IRS TAX AUDIT: US TAX COURT DENIES EXPENSES CLAIMED FOR BUSINESS

Los Angeles Tax Attorney: Internal Revenue Service IRS Tax Audit case.

In a recent IRS Tax Court case, DOUGLAS K. AND GAYLE L. BARRETT, Petitioners v.
COMMISSIONER OF INTERNAL REVENUE SERVICE, Respondent, July 21, 2008,
California taxpayers filed a US Tax Court US TAX COURT Complaint against the IRS for tax increases resulting from IRS Tax Audit. Taxes at issue are not for IRS payroll tax.

In the tax court, taxpayers claimed certain deductions including tools and automobiles used for the taxpayer’s contractor business. However, IRS disallowed these deductions in the tax audit. IRS also charged an accuracy-related penalty-20 percent pursuant to IRS Tax Code section 6662(a).

IRS taxpayer did not provided any documentation to substantiate the cost of goods sold reported on their tax return. IRS tax auditor denied most of the business related expenses.

IRS%20TAX%20PROBLEMS.jpg> US Tax Courts have held that where taxpayers’ testimony is general, conclusory, or uncorroborated, the Court is not required to accept such testimony as sustaining taxpayers’ burden of proof. See Lerch v. Commissioner, T.C. Memo. 1987-295, affd. 877 F.2d 624 (7th Cir. 1989); Geiger v. Commissioner, T.C. Memo. 1969-159, affd. 440 F.2d 688 (9th Cir. 1971).

Tax Practice Note:
Taxpayers bear the burden of proving the Commissioner’s determinations are erroneous. Rule 142(a); Welch v. Helvering, 290 U.S. 111, 115 (1933).

IRC Section 162(a) allows deductions for ordinary and necessary expenses of carrying on a trade or business. Section 7491 regarding the burden of proof is not applicable in this case because petitioners have failed to meet the requirements of section 7491(a)(1) and (2).

IRS tax deductions are strictly a matter of legislative grace, and taxpayers bear the burden of proving they are entitled to any claimed deductions.
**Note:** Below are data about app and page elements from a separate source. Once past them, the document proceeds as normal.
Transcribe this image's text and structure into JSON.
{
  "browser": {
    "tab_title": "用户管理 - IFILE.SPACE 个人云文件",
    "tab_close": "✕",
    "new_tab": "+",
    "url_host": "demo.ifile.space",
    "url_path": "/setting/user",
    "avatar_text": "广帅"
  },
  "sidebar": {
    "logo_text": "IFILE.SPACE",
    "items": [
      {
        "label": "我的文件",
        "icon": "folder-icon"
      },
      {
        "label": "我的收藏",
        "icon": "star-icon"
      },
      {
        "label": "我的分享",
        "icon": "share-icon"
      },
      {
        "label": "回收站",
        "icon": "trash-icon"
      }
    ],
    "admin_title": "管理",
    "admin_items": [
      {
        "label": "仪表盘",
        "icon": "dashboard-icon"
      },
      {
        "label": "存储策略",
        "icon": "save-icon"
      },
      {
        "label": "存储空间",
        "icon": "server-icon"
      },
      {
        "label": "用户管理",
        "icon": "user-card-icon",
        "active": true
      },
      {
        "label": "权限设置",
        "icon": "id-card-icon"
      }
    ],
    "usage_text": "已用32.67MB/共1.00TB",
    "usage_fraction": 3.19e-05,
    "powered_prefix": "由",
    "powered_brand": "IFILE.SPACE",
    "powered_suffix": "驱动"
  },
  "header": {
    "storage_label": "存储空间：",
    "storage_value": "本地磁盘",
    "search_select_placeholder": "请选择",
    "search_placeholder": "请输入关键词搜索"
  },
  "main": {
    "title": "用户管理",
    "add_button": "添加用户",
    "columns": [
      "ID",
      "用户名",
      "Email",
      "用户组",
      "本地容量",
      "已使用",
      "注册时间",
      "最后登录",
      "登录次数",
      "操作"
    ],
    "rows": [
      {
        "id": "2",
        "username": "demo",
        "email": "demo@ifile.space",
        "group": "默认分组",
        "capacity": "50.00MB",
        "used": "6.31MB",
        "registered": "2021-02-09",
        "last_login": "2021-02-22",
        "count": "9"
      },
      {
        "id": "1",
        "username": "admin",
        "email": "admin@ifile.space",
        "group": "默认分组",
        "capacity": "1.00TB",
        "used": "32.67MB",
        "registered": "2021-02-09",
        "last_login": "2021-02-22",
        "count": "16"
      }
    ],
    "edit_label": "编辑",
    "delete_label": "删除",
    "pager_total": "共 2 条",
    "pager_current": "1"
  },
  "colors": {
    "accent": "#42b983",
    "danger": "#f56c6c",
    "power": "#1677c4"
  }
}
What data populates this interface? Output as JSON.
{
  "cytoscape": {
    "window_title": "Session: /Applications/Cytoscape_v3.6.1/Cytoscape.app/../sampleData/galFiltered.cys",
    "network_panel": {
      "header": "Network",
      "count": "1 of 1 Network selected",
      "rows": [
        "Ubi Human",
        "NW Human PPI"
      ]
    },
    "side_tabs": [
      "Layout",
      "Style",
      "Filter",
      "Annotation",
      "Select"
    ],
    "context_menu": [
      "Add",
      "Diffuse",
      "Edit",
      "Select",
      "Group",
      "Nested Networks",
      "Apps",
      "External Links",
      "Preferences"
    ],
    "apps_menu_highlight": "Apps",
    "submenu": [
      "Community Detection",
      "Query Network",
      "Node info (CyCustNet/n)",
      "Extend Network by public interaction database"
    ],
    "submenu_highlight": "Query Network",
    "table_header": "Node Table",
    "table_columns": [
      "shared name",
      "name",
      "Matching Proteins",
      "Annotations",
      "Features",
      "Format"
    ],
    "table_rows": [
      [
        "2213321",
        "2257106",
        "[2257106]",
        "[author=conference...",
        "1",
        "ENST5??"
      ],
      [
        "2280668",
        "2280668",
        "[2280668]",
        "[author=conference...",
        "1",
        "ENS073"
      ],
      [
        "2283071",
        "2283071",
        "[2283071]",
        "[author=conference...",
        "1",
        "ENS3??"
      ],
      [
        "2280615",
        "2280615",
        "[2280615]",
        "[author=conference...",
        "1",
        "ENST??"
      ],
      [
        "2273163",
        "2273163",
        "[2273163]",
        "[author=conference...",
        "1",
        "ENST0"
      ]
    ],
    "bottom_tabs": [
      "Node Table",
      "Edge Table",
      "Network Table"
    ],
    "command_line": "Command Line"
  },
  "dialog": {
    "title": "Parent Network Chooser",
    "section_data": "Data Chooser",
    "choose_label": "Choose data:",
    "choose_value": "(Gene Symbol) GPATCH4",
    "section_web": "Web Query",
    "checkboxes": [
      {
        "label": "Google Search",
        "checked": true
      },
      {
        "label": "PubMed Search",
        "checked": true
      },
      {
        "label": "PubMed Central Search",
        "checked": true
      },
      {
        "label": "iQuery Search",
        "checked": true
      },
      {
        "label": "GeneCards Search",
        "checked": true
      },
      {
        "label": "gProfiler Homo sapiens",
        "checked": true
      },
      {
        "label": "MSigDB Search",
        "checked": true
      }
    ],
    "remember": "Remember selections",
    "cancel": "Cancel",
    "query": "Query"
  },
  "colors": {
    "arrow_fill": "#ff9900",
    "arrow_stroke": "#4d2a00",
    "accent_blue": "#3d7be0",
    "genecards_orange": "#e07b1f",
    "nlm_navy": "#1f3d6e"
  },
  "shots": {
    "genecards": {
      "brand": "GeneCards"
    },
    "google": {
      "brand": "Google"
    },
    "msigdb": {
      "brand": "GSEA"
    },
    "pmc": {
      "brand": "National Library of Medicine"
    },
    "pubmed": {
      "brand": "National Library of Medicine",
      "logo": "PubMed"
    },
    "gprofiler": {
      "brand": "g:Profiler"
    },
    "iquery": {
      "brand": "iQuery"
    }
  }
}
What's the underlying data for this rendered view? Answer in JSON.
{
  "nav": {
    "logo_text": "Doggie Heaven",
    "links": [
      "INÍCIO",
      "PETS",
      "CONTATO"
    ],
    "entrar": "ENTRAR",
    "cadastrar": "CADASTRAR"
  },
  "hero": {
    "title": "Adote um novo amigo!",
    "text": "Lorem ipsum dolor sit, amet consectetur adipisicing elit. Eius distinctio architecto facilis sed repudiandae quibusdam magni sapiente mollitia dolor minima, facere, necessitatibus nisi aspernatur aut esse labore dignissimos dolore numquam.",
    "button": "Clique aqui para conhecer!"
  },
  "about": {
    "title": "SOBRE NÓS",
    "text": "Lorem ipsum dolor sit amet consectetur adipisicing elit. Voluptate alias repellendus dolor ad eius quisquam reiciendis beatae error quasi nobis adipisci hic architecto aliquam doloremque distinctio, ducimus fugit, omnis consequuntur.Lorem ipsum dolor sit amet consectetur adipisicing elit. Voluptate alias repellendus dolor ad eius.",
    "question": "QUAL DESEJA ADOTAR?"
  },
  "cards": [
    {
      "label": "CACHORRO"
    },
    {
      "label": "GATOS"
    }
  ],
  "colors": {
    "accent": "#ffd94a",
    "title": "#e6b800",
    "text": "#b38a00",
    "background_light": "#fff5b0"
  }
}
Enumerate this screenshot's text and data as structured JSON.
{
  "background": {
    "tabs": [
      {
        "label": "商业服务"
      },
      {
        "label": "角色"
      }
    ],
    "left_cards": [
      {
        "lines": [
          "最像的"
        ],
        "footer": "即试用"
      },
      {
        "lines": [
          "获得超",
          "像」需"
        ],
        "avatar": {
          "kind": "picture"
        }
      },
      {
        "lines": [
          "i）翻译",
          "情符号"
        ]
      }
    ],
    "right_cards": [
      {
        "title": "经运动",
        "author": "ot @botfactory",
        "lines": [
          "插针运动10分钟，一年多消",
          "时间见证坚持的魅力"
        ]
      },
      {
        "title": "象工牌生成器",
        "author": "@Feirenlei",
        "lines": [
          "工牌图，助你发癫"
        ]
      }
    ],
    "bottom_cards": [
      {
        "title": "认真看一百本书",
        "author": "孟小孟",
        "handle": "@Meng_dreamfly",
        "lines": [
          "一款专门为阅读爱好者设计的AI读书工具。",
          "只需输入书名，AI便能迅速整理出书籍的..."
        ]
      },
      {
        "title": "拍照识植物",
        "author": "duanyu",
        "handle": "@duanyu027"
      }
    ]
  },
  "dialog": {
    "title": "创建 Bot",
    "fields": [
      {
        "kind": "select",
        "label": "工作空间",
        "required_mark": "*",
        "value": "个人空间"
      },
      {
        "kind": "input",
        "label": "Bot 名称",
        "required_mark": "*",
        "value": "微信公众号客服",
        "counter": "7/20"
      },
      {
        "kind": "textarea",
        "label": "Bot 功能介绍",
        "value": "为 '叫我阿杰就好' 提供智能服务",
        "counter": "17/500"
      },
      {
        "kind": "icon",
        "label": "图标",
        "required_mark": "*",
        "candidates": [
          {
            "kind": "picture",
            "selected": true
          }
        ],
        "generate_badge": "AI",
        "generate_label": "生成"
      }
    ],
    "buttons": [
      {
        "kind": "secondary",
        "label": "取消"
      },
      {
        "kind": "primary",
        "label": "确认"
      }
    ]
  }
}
INDOPCO, Inc. v. Commissioner, 503 U.S. 79, 84 (1992).

Section 6001 requires taxpayers to maintain adequate books and records sufficient to substantiate all costs of goods sold and all deductions claimed on tax returns.

Section 274(d) requires taxpayers to substantiate any claimed deductions of listed property by adequate records or sufficient evidence and bars any deduction for an expenditure governed by section 274 on the basis of unsupported testimony of the taxpayers or on the basis of the taxpayers’ approximation.

IRS must prove penalty assessments under Section 6662(a) and (b)(1). This section imposes a 20-percent penalty on the portion of an underpayment attributable to negligence. Negligence includes any failure to keep adequate books and records or to substantiate items properly.

Sec. 1.6662-3(b)(1), Income Tax Regs. The Commissioner has the burden of production with respect to accuracy-related penalties. Sec. 7491(c). To meet that burden, the Commissioner must produce sufficient evidence indicating that it is appropriate to impose the penalty. See Higbee v. Commissioner, 116 T.C. 438, 446 (2001). Once the Commissioner meets his burden of production, the taxpayer must come forward with persuasive evidence that the ommissioner’s determination is incorrect. Rule 142(a); Higbee v. Commissioner, supra at 446-447.

The taxpayer may meet this burden by proving that he or she acted with reasonable cause and in good faith. See sec. 6664(c)(1); sec. 1.6664-4(a) and (b)(1), Income Tax Regs.